Treating people well is another straightforward, yet important, factor that helps close the deal. “We treat people as we would want to be treated,” Saunders says. “Following the basic golden rule is a starting point that seems very simple, but a lot of people don’t follow the golden rule, and that opens some space for us to do that and gain from it.”

This commitment to honesty sets TurnPoint Services apart. “Another simple part of trying to follow the golden rule is doing what we say we’re going to do,” he says. “It’s very common in the acquisition landscape at large, and unfortunately, private-equity-backed companies often get a reputation for retracting—coming in, playing the bait-and-switch game, telling you they’re going to pay more than they actually plan to. We don’t do that. We pride ourselves and stand very firm upon doing what we say we’re going to do when it comes to interactions with sellers. When we send a business owner a letter of intent to acquire his or her company, we want our reputation to be such that they know they can count on that letter. They’re not going to receive a letter that promises something we can’t deliver on. We want them to feel confident and comfortable that we’re going to do what we say we’re going to do. It just comes down to basic trust and setting the expectation and building a reputation.”

As a result, TurnPoint Services has earned a respected position in the industry. “We know anecdotally that it has worked,” Saunders says. “There are some advisors who work with a number of sellers out there that will very quickly tell their clients that TurnPoint’s letter of intent is the gold standard, and we will follow through on our promises. When you’re competing against other buyers who don’t always do what they say they’re going to do, that makes a big difference.”

With so much to offer, it is no surprise that potential deals keep coming in. “When you combine the reputation that we’ve built in being a company that does everything that we say we’re going to do and is fair dealing, along with our success as a company, I think that it creates an atmosphere where people are at least willing to give us a look,” Bratton says. “And if it feels right to the family business or the entrepreneur and it feels right to us, we’re able to get these deals done pretty quickly.”

Technology is yet another area in which TurnPoint excels, going so far as to develop its proprietary artificial intelligence (AI). “We made a commitment early on to leverage technology wherever possible throughout our company to generate the best experiences for customers and employees or to fuel better business performance,” Bragg says. “It was that commitment and desire to excavate deeper insights from consumers, and apply this intelligence faster and more precisely to drive action across the organization, that led to exploring the use of AI. For example, applying AI to our call centers opened the door to customer sentiment analysis to identify instances of negative or positive customer emotions and silence detection. We use these and other insights to coach our people and improve consumer interactions.”

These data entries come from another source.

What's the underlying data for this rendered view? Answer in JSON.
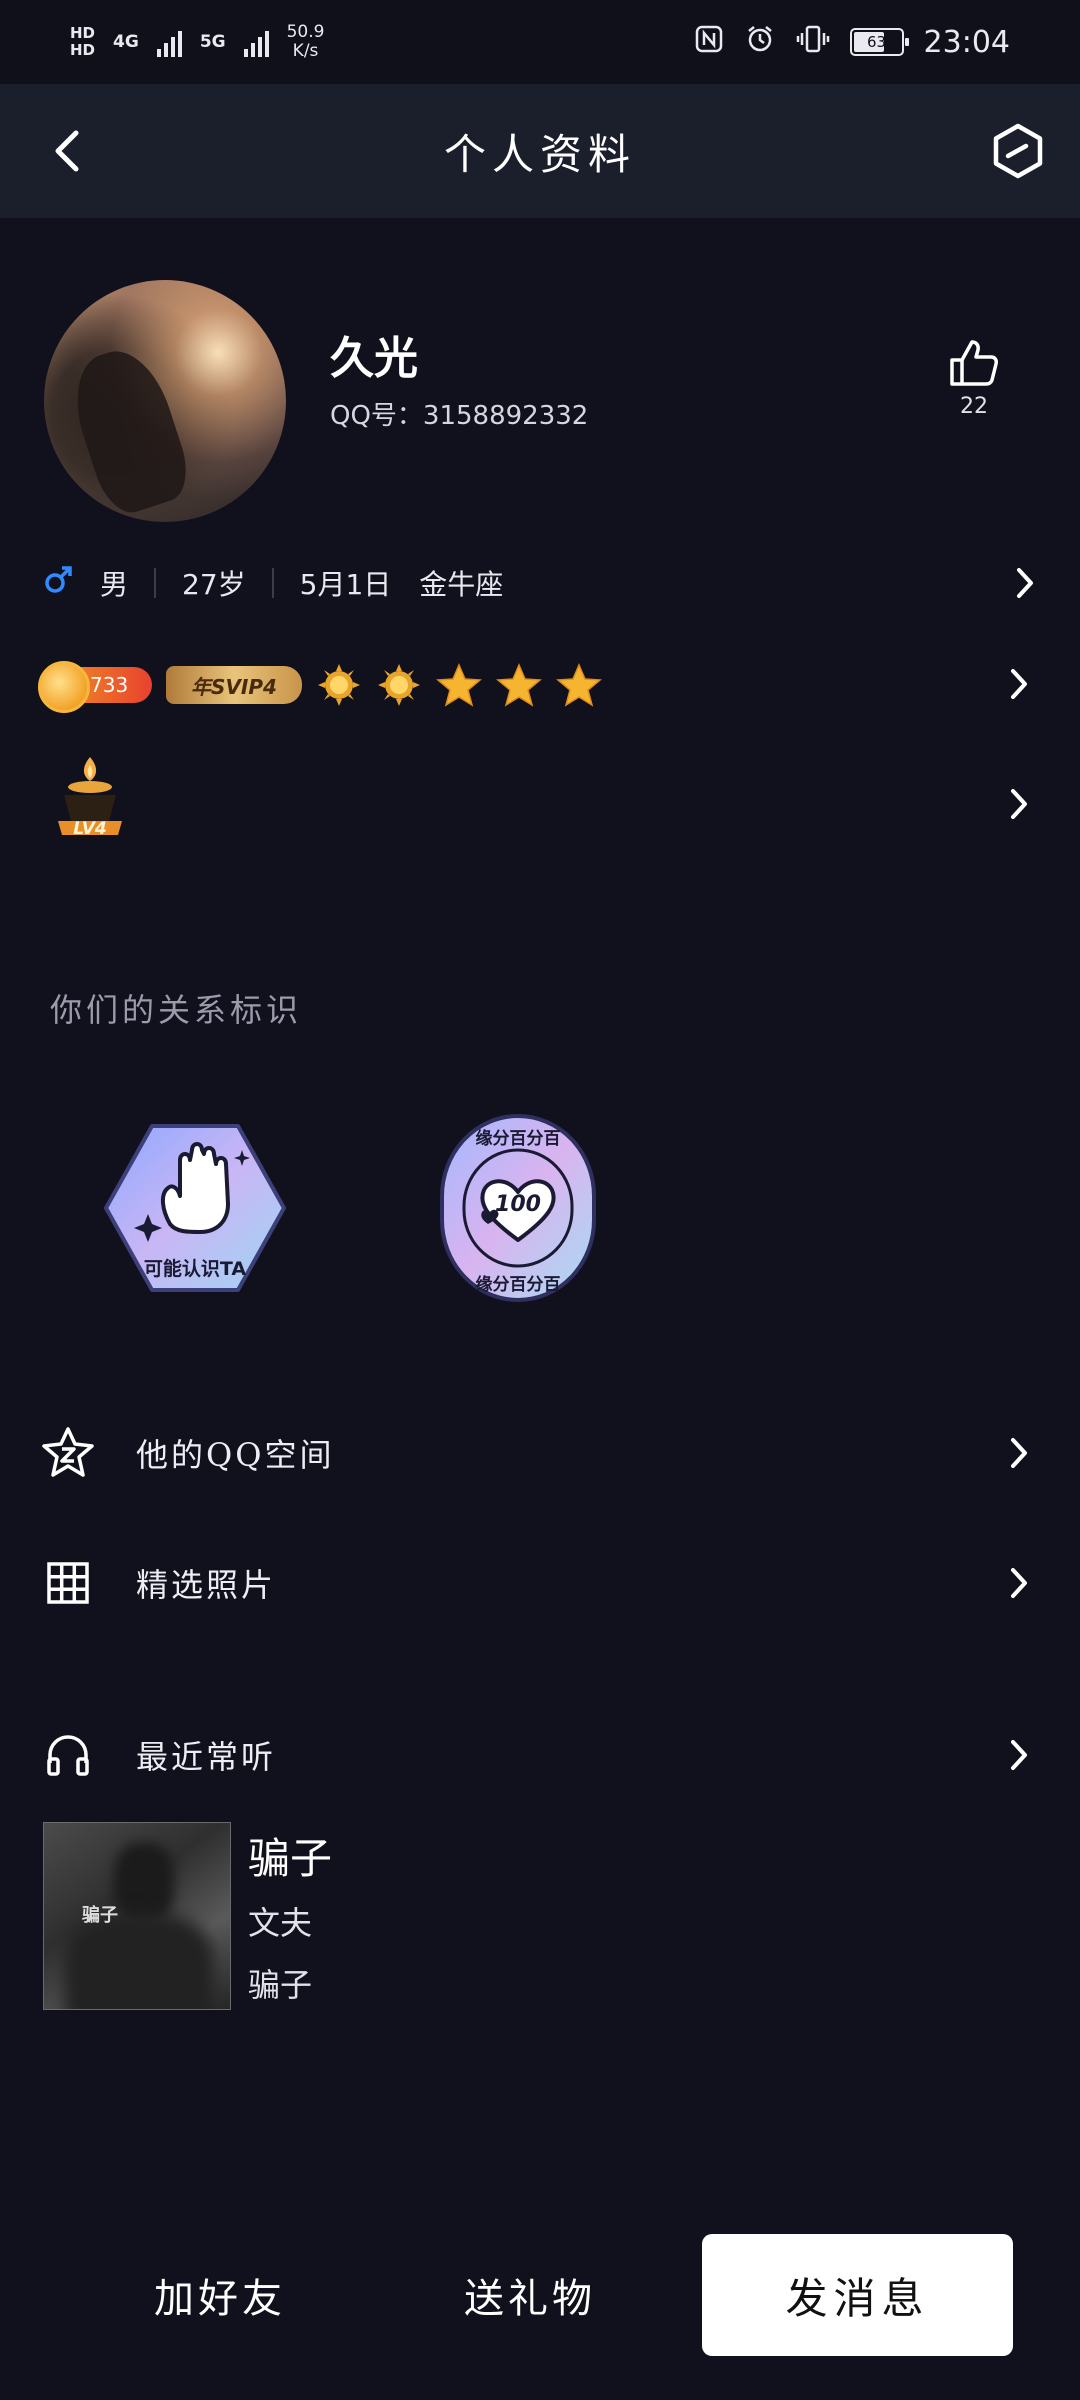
{
  "status_bar": {
    "hd1": "HD",
    "hd2": "HD",
    "net1": "4G",
    "net2": "5G",
    "speed_value": "50.9",
    "speed_unit": "K/s",
    "battery": "63",
    "time": "23:04"
  },
  "nav": {
    "title": "个人资料"
  },
  "profile": {
    "name": "久光",
    "qq_label": "QQ号：3158892332",
    "likes": "22"
  },
  "info": {
    "gender": "男",
    "age": "27岁",
    "birthday": "5月1日",
    "zodiac": "金牛座"
  },
  "badges": {
    "coin_value": "733",
    "svip": "年SVIP4",
    "level_medal": "LV4"
  },
  "relationship": {
    "section_title": "你们的关系标识",
    "tag1_label": "可能认识TA",
    "tag2_top": "缘分百分百",
    "tag2_bottom": "缘分百分百",
    "tag2_number": "100"
  },
  "menu": {
    "qzone": "他的QQ空间",
    "photos": "精选照片",
    "music": "最近常听"
  },
  "music": {
    "song": "骗子",
    "artist": "文夫",
    "album": "骗子"
  },
  "actions": {
    "add_friend": "加好友",
    "send_gift": "送礼物",
    "send_message": "发消息"
  },
  "colors": {
    "background": "#10111d",
    "nav_background": "#1b1e2b",
    "gender_male": "#2f8bff",
    "primary_button": "#ffffff"
  }
}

TurnPoint also set out to solve the challenge of predicting consumer demand that led to creating its very own proprietary AI tool.

Although in its early stages of development, early results have shown the ability to predict consumer demand up to a week in advance with 95 percent accuracy. “It’s quite a remarkable technology whose pay-off, particularly during peak seasons, is in scheduling, customer experience, and work-life balance for our technicians,” he adds.

After accomplishing so much in such a short time, the team is eager to keep moving forward. “TurnPoint will continue to be opportunistic and invite great family businesses across America to join the family,” Bratton says. “But we’ll also be heavily focused on our organic growth profile and investing in our people.”

The goal is to at least double the size of the company over the next five years. Already well on its way to achieving this goal, TurnPoint Services will be one to watch in the years to come.

AUTHOR

CURRENT EDITION

Food for Thought

Read Our Current Issue

PAST EDITIONS

A Living Underwater Laboratory

May 2024

Achieving Equity Through Sustainability

April 2024

Hands-On Learning for Future Success

March 2024

More Past Editions

Cover Story

Featured Articles